WORK INSTRUCTION –
Count the lines that contain the string "screenshot" in the records beneath, and respond with the number only.

[Website and app data records]
-----

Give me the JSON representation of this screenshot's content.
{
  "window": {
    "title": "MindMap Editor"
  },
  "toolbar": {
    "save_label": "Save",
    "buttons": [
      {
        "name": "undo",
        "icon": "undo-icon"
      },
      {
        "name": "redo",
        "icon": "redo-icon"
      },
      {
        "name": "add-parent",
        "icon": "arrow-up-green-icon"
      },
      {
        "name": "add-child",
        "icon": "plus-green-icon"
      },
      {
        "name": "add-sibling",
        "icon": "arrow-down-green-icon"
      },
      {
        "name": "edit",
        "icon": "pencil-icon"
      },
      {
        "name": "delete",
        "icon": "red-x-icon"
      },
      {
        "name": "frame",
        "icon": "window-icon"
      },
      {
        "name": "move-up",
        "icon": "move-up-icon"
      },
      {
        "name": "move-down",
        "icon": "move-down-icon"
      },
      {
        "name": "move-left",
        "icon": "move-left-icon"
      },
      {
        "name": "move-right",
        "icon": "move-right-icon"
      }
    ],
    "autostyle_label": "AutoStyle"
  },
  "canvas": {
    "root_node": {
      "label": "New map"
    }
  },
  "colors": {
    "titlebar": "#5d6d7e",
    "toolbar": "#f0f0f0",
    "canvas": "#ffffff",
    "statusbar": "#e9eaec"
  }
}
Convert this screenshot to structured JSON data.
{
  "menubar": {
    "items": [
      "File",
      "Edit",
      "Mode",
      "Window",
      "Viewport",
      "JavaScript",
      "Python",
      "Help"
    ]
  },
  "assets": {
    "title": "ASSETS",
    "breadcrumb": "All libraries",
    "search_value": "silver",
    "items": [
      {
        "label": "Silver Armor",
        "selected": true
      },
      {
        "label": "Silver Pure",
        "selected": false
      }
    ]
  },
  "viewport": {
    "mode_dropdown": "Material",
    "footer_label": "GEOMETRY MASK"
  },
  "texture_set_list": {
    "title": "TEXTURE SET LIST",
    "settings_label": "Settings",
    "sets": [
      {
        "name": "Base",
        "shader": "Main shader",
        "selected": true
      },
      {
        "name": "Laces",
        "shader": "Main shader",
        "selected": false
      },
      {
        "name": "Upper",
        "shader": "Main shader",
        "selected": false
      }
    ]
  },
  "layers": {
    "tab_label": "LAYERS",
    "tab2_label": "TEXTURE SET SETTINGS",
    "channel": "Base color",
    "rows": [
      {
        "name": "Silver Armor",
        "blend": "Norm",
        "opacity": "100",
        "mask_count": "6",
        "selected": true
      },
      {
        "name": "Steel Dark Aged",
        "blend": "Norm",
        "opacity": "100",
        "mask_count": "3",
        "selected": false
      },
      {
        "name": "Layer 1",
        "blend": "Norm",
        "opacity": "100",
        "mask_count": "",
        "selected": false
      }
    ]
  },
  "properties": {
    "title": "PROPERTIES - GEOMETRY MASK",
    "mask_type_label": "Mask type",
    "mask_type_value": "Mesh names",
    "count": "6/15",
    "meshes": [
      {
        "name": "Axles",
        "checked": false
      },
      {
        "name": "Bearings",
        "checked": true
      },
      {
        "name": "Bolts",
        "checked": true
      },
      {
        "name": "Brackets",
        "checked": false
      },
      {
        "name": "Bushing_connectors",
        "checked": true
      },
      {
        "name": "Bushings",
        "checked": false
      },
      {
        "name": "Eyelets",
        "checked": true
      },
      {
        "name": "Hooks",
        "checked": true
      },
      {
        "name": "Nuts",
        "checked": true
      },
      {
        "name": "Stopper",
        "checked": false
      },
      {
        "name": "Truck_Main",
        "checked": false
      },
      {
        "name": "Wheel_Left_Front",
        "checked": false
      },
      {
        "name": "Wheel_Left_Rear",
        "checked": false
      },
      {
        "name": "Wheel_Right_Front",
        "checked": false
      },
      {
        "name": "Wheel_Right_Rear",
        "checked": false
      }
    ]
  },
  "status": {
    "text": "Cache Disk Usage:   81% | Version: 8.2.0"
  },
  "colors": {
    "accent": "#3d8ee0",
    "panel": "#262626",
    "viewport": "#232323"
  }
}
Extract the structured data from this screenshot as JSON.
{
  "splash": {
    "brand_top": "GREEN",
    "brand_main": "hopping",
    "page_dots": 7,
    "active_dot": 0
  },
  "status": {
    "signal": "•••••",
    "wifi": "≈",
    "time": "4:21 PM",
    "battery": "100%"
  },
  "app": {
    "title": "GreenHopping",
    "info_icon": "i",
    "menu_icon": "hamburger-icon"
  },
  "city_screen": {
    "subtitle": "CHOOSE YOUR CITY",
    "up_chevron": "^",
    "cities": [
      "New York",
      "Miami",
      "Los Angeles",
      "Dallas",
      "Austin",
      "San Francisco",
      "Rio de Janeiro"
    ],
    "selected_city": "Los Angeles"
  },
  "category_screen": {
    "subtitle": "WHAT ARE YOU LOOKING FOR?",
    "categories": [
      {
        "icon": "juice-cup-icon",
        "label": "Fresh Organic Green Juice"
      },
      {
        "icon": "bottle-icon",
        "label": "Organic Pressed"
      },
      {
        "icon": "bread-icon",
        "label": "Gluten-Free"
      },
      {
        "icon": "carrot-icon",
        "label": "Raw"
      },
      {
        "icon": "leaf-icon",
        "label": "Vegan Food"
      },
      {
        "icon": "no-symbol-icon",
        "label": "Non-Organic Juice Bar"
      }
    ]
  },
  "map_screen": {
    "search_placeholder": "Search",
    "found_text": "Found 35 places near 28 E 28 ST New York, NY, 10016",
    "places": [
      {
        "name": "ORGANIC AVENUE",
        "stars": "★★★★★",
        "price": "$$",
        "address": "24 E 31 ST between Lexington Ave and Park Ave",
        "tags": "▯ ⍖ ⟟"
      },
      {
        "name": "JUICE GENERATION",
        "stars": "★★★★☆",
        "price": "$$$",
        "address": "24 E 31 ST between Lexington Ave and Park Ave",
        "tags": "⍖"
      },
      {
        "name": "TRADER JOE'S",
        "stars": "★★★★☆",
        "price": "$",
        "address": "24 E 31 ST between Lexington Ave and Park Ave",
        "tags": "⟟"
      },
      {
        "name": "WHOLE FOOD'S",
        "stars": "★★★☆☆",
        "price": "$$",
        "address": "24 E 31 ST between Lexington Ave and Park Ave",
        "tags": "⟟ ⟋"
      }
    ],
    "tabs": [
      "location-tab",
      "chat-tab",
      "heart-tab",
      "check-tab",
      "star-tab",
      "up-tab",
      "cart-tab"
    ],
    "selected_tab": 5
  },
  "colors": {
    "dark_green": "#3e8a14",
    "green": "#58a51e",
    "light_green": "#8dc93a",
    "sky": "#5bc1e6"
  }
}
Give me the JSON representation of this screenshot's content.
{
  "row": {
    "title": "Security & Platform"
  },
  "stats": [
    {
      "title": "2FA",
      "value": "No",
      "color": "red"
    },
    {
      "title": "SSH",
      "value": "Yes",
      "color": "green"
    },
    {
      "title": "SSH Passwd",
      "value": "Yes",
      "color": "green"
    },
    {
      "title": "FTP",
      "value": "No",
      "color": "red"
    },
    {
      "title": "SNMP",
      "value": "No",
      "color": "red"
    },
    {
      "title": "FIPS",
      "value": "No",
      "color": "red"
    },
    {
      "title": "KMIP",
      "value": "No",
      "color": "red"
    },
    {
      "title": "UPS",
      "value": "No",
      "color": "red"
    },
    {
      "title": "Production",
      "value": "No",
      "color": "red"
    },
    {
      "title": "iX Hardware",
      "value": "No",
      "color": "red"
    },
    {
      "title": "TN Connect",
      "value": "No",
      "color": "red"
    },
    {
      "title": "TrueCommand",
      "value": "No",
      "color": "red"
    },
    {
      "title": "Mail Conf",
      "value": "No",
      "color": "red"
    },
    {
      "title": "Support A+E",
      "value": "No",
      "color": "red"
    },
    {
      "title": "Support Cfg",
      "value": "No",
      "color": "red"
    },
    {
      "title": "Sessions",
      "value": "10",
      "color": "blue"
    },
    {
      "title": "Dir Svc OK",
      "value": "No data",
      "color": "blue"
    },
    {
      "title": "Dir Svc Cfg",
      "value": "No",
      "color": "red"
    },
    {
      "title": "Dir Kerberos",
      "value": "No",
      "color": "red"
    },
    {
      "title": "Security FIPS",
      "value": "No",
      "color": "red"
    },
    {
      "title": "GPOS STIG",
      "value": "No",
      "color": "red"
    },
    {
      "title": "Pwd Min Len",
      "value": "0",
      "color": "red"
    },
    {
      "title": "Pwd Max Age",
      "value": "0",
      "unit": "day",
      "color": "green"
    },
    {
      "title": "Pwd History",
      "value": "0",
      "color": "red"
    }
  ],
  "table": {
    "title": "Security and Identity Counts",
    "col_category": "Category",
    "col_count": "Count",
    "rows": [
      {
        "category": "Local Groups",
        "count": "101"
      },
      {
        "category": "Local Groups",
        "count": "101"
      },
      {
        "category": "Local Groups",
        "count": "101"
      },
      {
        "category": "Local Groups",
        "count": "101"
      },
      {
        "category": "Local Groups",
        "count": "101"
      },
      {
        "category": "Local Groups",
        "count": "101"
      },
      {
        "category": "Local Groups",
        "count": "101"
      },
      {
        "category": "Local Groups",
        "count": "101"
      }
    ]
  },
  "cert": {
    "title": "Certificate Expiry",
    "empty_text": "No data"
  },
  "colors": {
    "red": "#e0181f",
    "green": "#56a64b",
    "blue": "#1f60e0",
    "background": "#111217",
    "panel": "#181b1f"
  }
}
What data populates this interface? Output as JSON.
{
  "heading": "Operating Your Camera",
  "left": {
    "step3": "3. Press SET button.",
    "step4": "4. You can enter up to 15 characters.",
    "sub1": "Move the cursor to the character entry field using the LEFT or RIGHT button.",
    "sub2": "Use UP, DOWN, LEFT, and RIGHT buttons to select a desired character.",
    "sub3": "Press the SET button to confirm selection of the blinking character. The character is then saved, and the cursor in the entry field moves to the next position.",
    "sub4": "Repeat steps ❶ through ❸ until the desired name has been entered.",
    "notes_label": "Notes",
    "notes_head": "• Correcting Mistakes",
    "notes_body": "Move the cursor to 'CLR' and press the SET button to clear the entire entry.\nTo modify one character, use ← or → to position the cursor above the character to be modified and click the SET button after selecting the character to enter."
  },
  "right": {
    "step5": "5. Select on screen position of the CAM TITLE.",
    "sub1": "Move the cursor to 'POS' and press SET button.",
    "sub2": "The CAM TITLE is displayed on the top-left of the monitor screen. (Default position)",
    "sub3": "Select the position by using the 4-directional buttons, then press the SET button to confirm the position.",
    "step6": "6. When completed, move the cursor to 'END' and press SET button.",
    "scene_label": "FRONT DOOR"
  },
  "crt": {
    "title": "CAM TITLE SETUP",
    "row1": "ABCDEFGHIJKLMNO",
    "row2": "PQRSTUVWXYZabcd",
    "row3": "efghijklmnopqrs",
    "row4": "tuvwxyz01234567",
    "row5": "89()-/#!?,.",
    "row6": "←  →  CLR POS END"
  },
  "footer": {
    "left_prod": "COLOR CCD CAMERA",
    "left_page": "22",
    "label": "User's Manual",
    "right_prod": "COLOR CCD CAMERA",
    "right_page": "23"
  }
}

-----

OUTPUT FOR THIS TASK –
4